UNHCR’s 2020 NGO Innovation Awards honour the role of refugee-led organizations in helping forcibly displaced and vulnerable people cope during the pandemic.
A refugee radio station combatting COVID-19 misinformation in Kenya and a local group distributing food and medication to LGBTQI+ refugees and asylum seekers in South Africa were among the winners of the 2020 UNHCR NGO Innovation Awards, announced during a virtual ceremony on Thursday.
Every year, UNHCR, the UN Refugee Agency, celebrates the innovative efforts and achievements of non-governmental organizations (NGOs) in providing protection and services to refugees, forcibly displaced and stateless people. This year’s awards were dedicated to refugee-led organizations, in recognition of their leading role in the COVID-19 response.
“Through this award, we want to give a signal that – more than any other type of organization – refugee-led organizations have proven to be the most important and effective at finding innovative and local solutions to the challenges faced in their own communities during these difficult times,” Filippo Grandi, UN High Commissioner for Refugees, said during the virtual ceremony.
From a record 410 nominations a total of seven winners were announced, one from each of the regions where UNHCR operates, who will each receive US$15,000 prize money.
The winners included Refugee Youth Education Hub, based in Kenya’s Dadaab refugee settlement to promote peace and development through learning. As well as setting up a library of over 60,000 books to help refugees continue learning during COVID-19, the organization also hosts a local radio show to provide refugees and host communities with updates during the pandemic and combat a surge of misinformation about the virus.
Morocco’s Association Vivre Ensemble (Live Together Association) promotes social cohesion among refugees and host communities in the country through youth activities in schools, summer camps, youth clubs and universities. In addition to providing food and rental assistance to refugee and Moroccan families during the pandemic, it has also shared life-saving information through digital outreach campaigns.

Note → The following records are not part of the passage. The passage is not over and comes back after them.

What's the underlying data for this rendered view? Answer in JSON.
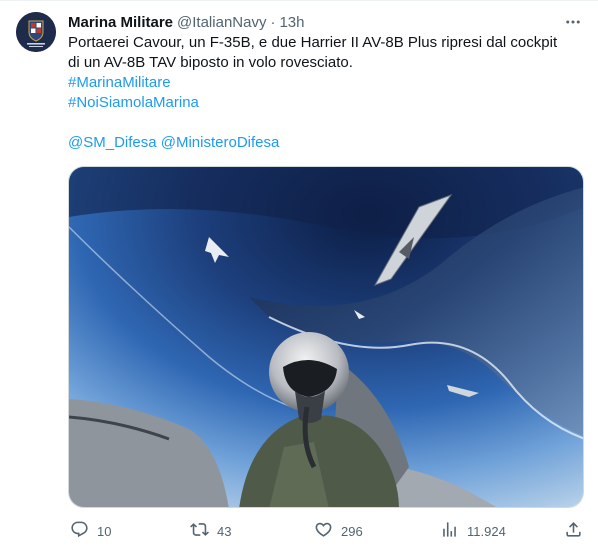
{
  "tweet": {
    "author_name": "Marina Militare",
    "handle": "@ItalianNavy",
    "separator": "·",
    "time": "13h",
    "text_line1": "Portaerei Cavour, un F-35B, e due Harrier II AV-8B Plus ripresi dal cockpit",
    "text_line2": "di un AV-8B TAV biposto in volo rovesciato.",
    "hashtag1": "#MarinaMilitare",
    "hashtag2": "#NoiSiamolaMarina",
    "mentions": "@SM_Difesa @MinisteroDifesa",
    "avatar_text": "MARINA MILITARE"
  },
  "actions": {
    "replies": "10",
    "retweets": "43",
    "likes": "296",
    "views": "11.924"
  },
  "colors": {
    "link": "#1d9bf0",
    "muted": "#536471",
    "text": "#0f1419"
  },
  "icons": [
    "avatar",
    "more-icon",
    "reply-icon",
    "retweet-icon",
    "like-icon",
    "views-icon",
    "share-icon"
  ]
}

“We felt it was vital for the organization to be part of the response to COVID-19,” said Vivre Ensemble’s Hanin Joha.
The Fruit Basket is a South African NGO that advocates for the rights and safety of LGBTQI+ refugees, asylum seekers and migrants living in the country. Through appeals and crowdfunding campaigns, they have responded to some of the community’s most pressing needs during the pandemic, providing food, rent and medication as well as maintaining a sense of community for those experiencing social isolation.
In Honduras, Jóvenes Contra la Violencia (Youth Against Violence) was established by young leaders from communities affected by violence and forced displacement. During COVID-19, the organization developed a survey to identify vulnerable individuals within these communities and provide them with targeted support and information.
“This award is dedicated to every single person globally that was forced to flee from their home in search of protection,” said Jóvenes Contra la Violencia co-founder Santiago Ávila.
Other winners include Hero2B, set up by Syrian refugee Imad Elabdala in Sweden to help children overcome traumatic experiences through storytelling, psychosocial support and technology; Great Step Initiative, established by Cameroonian refugees in Nigeria’s Adagom settlement, which provides psychosocial counselling and set up a number of COVID-19 hotlines; and Indonesia’s Roshan Learning Centre, which established remote education tools and resources to help refugees continue learning during the pandemic.